When searching for information on this subject, you will find there are several names it goes by: expanded clay pebbles, leca clay, and clay balls are all examples. It is made by heating clay to over 2,000 degrees Fahrenheit using a rotary kiln, which gives it that signature pebbly form. This process fills the clay with little air bubbles, making it perfect for holding oxygen as well as moisture around plant roots. It can be mixed with soil or used alone.
Leca clay is a popular medium because it has a number of upsides and only a few downsides. How those downsides affect you depends on your time, patience, and resources. A truly impatient gardener is probably in the wrong business anyway and should take up something more instantly gratifying. Like skydiving.
Benefits of Expanded Clay Pellets
These porous pebbles absorb moisture and allow for fantastic drainage of water from the roots of the plant.
Not only do they absorb moisture, they’ll absorb any nutrient solution you choose to add.
The pores in the pebbles, the space between them, and their superior drainage function keeps air circulating so roots get plenty of oxygen.
They can last a long time. Just wash and reuse as many times as you need. You don’t have to worry about losing nutrients through numerous washes because there aren’t any to begin with.

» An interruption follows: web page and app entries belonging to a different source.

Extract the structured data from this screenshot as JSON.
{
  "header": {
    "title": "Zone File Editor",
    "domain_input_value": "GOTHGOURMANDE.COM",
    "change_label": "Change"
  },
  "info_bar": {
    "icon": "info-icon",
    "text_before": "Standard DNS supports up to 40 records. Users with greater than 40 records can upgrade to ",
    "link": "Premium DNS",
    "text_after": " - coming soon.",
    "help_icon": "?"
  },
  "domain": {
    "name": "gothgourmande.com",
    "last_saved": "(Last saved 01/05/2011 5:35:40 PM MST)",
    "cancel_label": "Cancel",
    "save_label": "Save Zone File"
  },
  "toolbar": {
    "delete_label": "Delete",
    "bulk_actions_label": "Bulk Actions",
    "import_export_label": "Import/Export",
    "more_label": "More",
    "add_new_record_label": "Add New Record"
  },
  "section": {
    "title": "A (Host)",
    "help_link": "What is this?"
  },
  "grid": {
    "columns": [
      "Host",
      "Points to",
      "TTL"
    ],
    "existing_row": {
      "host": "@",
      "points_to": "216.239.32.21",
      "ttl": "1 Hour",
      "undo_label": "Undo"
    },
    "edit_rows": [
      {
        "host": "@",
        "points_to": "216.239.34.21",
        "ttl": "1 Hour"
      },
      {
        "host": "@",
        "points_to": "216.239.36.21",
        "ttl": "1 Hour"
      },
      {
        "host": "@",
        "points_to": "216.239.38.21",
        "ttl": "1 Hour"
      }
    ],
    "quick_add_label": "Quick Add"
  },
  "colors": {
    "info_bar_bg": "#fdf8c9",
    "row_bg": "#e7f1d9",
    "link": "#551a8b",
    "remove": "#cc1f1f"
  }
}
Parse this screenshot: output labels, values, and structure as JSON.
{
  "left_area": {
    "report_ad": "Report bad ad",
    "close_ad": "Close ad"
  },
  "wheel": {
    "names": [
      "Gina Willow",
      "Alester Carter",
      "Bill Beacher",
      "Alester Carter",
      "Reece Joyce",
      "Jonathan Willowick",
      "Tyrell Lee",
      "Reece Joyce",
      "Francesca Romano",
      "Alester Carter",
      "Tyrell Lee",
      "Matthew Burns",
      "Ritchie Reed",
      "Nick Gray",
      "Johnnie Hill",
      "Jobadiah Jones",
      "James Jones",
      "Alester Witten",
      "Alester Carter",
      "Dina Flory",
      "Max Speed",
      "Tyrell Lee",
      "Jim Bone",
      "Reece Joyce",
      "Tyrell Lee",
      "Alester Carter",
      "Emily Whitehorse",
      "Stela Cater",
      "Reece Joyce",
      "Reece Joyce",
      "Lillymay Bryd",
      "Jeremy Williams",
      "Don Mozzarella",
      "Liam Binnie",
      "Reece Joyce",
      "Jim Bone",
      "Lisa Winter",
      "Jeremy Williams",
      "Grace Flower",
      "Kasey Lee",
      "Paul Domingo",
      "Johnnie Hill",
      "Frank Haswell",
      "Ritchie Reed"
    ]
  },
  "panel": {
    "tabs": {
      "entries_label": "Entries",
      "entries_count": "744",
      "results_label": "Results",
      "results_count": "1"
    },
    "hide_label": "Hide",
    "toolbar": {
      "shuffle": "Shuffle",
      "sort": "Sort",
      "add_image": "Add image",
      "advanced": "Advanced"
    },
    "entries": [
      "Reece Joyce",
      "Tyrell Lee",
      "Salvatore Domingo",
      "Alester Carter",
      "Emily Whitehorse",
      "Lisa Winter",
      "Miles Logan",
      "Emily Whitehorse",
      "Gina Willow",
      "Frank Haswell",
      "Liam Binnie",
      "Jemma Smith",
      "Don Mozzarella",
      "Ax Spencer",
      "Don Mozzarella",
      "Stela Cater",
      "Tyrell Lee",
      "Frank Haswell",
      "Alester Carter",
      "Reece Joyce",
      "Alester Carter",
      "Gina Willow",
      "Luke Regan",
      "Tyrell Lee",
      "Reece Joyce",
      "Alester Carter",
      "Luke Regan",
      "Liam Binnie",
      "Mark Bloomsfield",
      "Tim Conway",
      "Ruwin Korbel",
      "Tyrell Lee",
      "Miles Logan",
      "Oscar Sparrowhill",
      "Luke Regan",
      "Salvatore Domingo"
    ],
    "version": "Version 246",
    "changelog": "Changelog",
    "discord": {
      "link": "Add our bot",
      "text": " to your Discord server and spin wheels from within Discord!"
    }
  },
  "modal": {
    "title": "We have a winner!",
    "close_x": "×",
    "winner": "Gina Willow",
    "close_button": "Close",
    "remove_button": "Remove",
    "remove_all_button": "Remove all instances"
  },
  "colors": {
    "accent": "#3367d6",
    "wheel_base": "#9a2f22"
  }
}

If they lose their usefulness, you can add them to the soil of your outdoor gardens to increase aeration and organic content.
They’re pH neutral and rather inhospitable to bugs.
You can crush them to increase water retention for use in the germination stage of growing.
They’re inexpensive since they are cheap to make and can save you money reusing them over years.